Benefit corporations are for-profit companies that — in addition, to maximize shareholder’s value and profits — undertake to expand their purpose to explicitly include the creation of public benefit and the commitment to carry out their activities in a responsible, sustainable and transparent way, in favor of persons, communities, and environment.
What else is to be included in the company’s articles of association?
Art. 2320 provides for that the articles of association of the company must include: (i) the details of each shareholder and the number of shares subscribed; (ii) the trade name of the company and registered address; (iii) the company’s purpose; (iv) the capital and the amount paid in; (v) the value and characteristics of each share; (vi) the value of any credits or other assets contributed by the shareholders; (vii) the terms for the distribution of the dividends; (viii) any preferential granted to the founding shareholders; (ix) the system adopted for the management of the company, the number of the directors and their powers and the list of those who are granted the powers to represent the company vis-a-vis this parties; (x) the number of the statutory auditors; (xi) the duration of the company; (xii) the approximate estimate of the costs for the company’s establishment.
SRL is the most common type of company in Italy
Srl (società a responsabilità limitata) is a company that benefits from a complete limitation of liability of the quota holders for company obligations. It is a “smaller-scale” company where the owners are usually a few individuals or entities (i.e. “quota holders”) holding “quotas” in the company rather than shares (like in a Spa, stock liability company).
Why choose an SRL?
· it has lower capital requirements (minimum share capital is only € 10,000).
· It allows to have a full presence in Italy and an Italian VAT number, but at the same time being less burdensome than a Joint stock company in Italian S.p.A. (Società per Azioni). In the future, if needed, the limited company SRL can be “upgraded” to a joint stock company (“S.p.A”).
· Quota holders have more freedom in setting up the rules for its functioning, management and organization
· in case there are two or more quota holders it is possible to pay in upon incorporation only 25% of the capital
What are the main steps to register an SRL?
The process of establishing a new company can be entirely handled by a trusted consultant, with no need for the prospective quota holders to travel to Italy.

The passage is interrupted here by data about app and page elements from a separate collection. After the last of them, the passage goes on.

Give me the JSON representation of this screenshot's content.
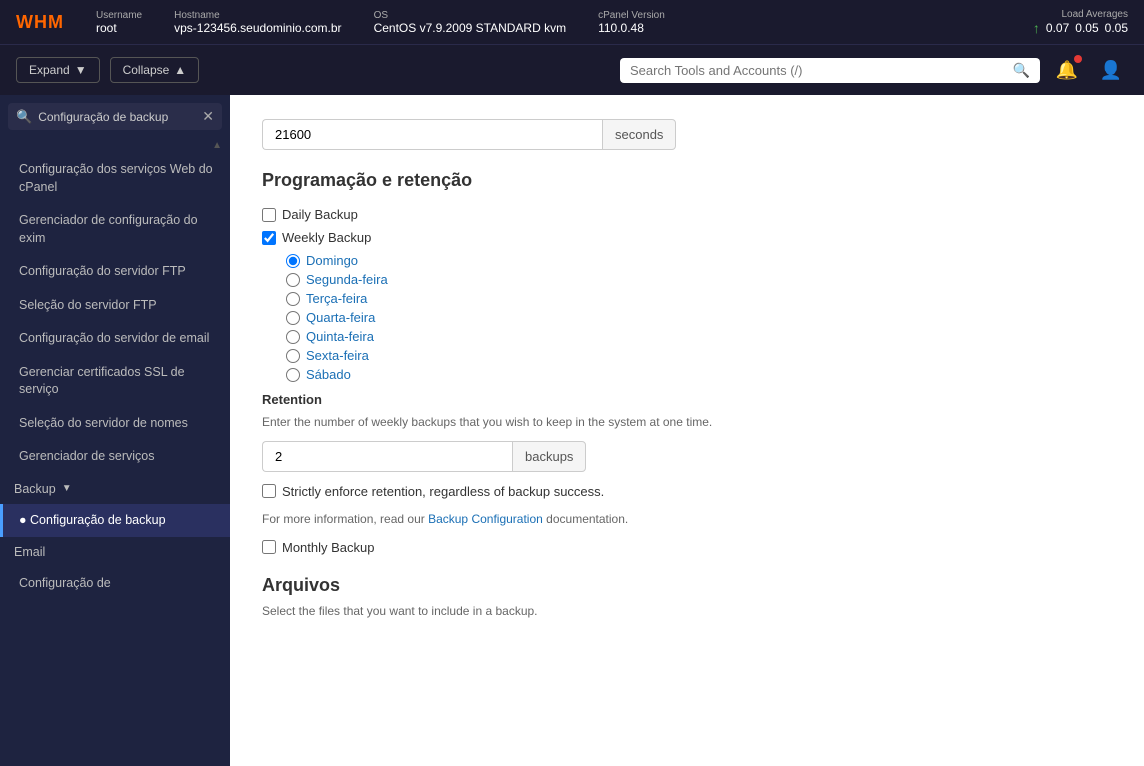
{
  "topbar": {
    "logo": "WHM",
    "username_label": "Username",
    "username_value": "root",
    "hostname_label": "Hostname",
    "hostname_value": "vps-123456.seudominio.com.br",
    "os_label": "OS",
    "os_value": "CentOS v7.9.2009 STANDARD kvm",
    "cpanel_label": "cPanel Version",
    "cpanel_value": "110.0.48",
    "load_label": "Load Averages",
    "load_1": "0.07",
    "load_5": "0.05",
    "load_15": "0.05"
  },
  "actionbar": {
    "expand_label": "Expand",
    "collapse_label": "Collapse",
    "search_placeholder": "Search Tools and Accounts (/)"
  },
  "sidebar": {
    "search_placeholder": "Configuração de backup",
    "items": [
      {
        "label": "Configuração dos serviços Web do cPanel",
        "active": false
      },
      {
        "label": "Gerenciador de configuração do exim",
        "active": false
      },
      {
        "label": "Configuração do servidor FTP",
        "active": false
      },
      {
        "label": "Seleção do servidor FTP",
        "active": false
      },
      {
        "label": "Configuração do servidor de email",
        "active": false
      },
      {
        "label": "Gerenciar certificados SSL de serviço",
        "active": false
      },
      {
        "label": "Seleção do servidor de nomes",
        "active": false
      },
      {
        "label": "Gerenciador de serviços",
        "active": false
      }
    ],
    "section_backup": "Backup",
    "active_item": "Configuração de backup",
    "section_email": "Email",
    "last_item": "Configuração de"
  },
  "content": {
    "seconds_value": "21600",
    "seconds_suffix": "seconds",
    "section_title": "Programação e retenção",
    "daily_label": "Daily Backup",
    "daily_checked": false,
    "weekly_label": "Weekly Backup",
    "weekly_checked": true,
    "days": [
      {
        "label": "Domingo",
        "checked": true
      },
      {
        "label": "Segunda-feira",
        "checked": false
      },
      {
        "label": "Terça-feira",
        "checked": false
      },
      {
        "label": "Quarta-feira",
        "checked": false
      },
      {
        "label": "Quinta-feira",
        "checked": false
      },
      {
        "label": "Sexta-feira",
        "checked": false
      },
      {
        "label": "Sábado",
        "checked": false
      }
    ],
    "retention_label": "Retention",
    "retention_desc": "Enter the number of weekly backups that you wish to keep in the system at one time.",
    "retention_value": "2",
    "retention_suffix": "backups",
    "strictly_label": "Strictly enforce retention, regardless of backup success.",
    "strictly_checked": false,
    "info_text_before": "For more information, read our ",
    "info_link_label": "Backup Configuration",
    "info_text_after": " documentation.",
    "monthly_label": "Monthly Backup",
    "monthly_checked": false,
    "arquivos_title": "Arquivos",
    "arquivos_desc": "Select the files that you want to include in a backup."
  }
}
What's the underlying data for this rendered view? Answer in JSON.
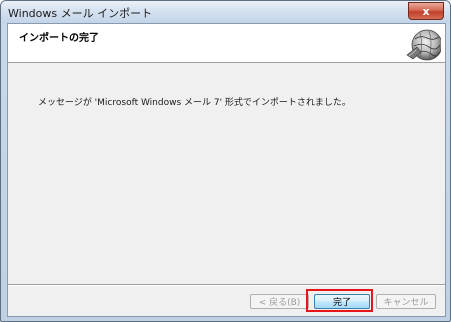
{
  "window": {
    "title": "Windows メール インポート",
    "close_label": "x"
  },
  "header": {
    "title": "インポートの完了"
  },
  "main": {
    "message": "メッセージが 'Microsoft Windows メール 7' 形式でインポートされました。"
  },
  "buttons": {
    "back_label": "< 戻る(B)",
    "finish_label": "完了",
    "cancel_label": "キャンセル"
  },
  "colors": {
    "highlight": "#e8151b",
    "title_gradient_top": "#e9f0f8",
    "client_background": "#f0f0f0"
  },
  "icons": {
    "header_logo": "globe-logo-icon",
    "close": "close-icon"
  }
}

1. Execute a power of attorney granting a counsel in Italy the powers to attend Notary’s meeting in Italy and to incorporate newco (notarization and legalization by Italian Consulate/ Apostille is required); No need of a power of attorney for officers of the parent company or quota holders of the new company to attend in person to the Notary’s meeting in Italy;
2. Provide all info/docs required by your consultant;
3. Apply for newco’s quota holders and officers Italian tax codes
4. Transfer funds for registered capital to Italian Notary’s trust bank account (funds must be available on Notary’s account the day of incorporation deed execution);
5. Incorporation of the new company: quota holders do not need to attend in person but can give a power of attorney (to be legalized) to a third party
6. Within 1–3 weeks from the date of execution of incorporation deed and bylaws, the new company is registered by the Notary with the Companies House and the company is provided with a VAT number and is officially registered (a new company’s PEC email must be provided to the Companies House);
7. Once the company is officially registered, the appointed director can open the company’s bank account and registered capital initially paid in is transferred to the company’s account. At this stage, registered capital can be used for the company’s operations.
Disclaimer: The information provided on this article (i) does not, and is not intended to, constitute legal advice; (ii) are for general informational purposes only and may not constitute the most up-to-date legal or other information (iii) this website may contain links to other third-party websites. Such links are only for the convenience of the reader; (iv) readers should contact their attorney to obtain advice with respect to any particular legal or tax matter.